═══ Provided records ═══

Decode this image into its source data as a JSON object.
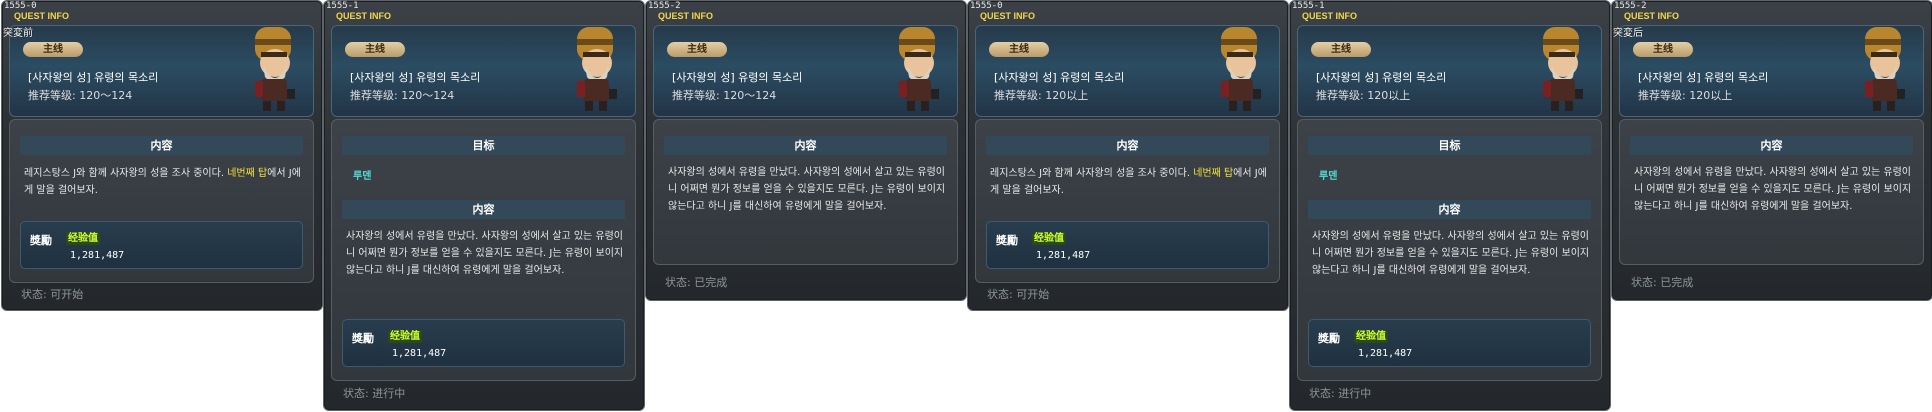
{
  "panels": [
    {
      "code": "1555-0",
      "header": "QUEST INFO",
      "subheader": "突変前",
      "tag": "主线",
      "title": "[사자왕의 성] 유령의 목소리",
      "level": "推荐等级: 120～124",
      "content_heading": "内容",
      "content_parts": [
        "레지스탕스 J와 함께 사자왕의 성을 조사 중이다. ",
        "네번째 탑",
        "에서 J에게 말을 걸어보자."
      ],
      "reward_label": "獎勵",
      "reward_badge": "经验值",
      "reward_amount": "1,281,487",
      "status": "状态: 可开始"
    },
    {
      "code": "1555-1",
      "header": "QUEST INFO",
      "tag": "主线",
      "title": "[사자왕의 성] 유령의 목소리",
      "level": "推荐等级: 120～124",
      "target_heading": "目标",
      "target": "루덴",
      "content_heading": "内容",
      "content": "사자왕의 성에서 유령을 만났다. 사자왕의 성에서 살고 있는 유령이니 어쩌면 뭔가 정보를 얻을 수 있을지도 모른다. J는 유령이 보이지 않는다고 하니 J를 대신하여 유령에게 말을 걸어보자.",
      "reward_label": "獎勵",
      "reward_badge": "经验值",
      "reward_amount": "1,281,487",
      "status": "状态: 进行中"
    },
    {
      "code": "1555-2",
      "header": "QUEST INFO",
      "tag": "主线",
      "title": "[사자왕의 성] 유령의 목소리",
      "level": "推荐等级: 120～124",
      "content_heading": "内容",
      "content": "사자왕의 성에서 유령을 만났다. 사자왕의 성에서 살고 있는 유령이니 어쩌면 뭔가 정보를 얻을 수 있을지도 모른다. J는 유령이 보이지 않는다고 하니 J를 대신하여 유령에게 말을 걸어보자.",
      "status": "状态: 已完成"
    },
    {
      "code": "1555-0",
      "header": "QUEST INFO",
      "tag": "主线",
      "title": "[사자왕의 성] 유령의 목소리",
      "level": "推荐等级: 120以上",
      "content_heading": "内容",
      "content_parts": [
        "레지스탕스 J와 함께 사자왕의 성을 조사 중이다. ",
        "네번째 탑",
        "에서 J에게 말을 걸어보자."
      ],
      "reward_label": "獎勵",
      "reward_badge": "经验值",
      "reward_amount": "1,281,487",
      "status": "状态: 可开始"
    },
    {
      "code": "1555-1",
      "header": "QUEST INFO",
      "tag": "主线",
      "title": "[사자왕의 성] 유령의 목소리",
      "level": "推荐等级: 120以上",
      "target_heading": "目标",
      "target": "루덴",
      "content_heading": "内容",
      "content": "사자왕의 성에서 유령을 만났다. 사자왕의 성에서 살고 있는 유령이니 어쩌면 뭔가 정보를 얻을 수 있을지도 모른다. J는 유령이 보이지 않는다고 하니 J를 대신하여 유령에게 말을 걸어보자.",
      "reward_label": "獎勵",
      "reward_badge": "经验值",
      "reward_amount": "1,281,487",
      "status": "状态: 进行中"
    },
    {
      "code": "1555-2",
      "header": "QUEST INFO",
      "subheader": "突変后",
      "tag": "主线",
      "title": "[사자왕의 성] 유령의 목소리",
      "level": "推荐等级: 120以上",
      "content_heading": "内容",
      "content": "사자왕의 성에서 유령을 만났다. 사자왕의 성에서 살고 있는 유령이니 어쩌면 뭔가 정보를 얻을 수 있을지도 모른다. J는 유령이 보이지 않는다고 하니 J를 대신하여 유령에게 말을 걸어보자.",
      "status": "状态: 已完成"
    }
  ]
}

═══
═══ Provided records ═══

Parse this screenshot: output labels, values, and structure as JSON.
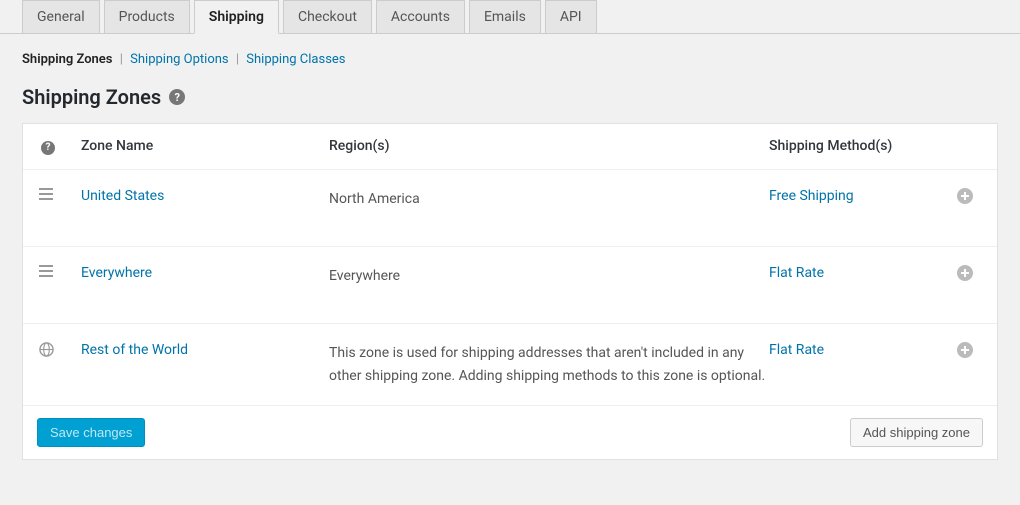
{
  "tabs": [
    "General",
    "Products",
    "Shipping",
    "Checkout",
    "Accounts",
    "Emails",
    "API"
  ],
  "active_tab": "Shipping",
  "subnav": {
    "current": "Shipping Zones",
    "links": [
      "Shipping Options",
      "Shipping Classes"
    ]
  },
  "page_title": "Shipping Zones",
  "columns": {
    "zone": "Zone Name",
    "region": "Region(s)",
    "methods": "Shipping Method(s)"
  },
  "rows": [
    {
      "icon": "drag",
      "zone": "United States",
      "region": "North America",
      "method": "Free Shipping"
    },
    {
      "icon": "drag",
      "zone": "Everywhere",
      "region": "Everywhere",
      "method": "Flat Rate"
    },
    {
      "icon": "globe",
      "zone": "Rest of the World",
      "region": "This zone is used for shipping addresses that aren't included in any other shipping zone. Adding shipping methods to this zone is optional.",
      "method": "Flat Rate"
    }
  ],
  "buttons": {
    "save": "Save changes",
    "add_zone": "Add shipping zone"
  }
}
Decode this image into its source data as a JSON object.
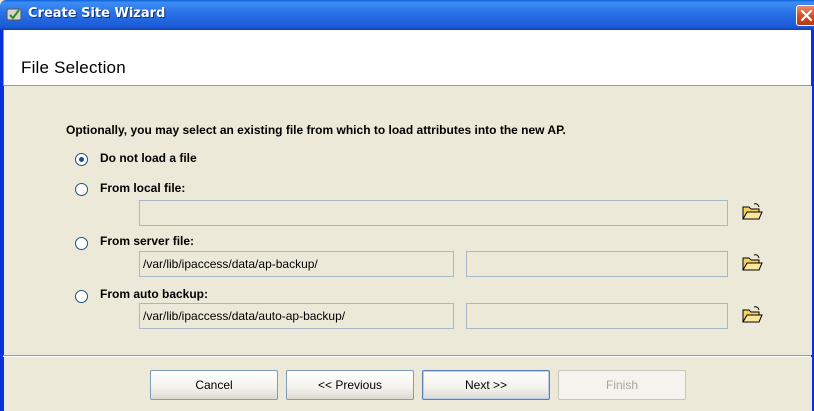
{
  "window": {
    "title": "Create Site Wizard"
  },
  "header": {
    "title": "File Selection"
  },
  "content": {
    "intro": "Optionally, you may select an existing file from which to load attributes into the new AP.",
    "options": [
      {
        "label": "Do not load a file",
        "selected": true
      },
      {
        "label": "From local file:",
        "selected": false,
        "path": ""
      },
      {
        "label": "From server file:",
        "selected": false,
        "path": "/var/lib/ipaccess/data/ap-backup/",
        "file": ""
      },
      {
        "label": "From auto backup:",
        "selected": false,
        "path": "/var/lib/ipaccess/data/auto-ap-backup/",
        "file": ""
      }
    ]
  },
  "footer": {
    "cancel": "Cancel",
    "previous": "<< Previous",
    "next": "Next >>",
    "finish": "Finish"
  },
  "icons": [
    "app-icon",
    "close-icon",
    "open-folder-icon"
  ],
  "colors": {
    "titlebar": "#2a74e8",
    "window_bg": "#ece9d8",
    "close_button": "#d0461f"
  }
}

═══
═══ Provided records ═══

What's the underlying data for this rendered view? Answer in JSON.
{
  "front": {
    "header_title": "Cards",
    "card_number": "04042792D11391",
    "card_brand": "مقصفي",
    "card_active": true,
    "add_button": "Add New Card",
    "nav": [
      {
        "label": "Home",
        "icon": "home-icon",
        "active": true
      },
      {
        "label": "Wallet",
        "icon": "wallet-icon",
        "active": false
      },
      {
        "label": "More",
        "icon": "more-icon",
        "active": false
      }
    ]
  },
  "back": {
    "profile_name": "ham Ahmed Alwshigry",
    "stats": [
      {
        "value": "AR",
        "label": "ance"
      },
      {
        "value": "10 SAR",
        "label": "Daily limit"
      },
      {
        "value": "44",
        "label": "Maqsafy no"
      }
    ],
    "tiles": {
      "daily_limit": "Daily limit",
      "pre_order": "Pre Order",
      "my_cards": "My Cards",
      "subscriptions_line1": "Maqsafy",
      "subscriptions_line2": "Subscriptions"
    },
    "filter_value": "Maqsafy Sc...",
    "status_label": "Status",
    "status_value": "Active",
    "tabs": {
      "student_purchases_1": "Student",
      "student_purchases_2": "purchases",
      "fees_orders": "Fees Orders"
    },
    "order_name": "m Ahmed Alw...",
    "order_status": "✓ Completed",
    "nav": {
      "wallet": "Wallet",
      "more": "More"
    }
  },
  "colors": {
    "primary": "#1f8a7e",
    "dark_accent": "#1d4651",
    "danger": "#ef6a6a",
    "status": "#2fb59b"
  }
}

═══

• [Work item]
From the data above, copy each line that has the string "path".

• [Output]
        "path": ""
        "path": "/var/lib/ipaccess/data/ap-backup/",
        "path": "/var/lib/ipaccess/data/auto-ap-backup/",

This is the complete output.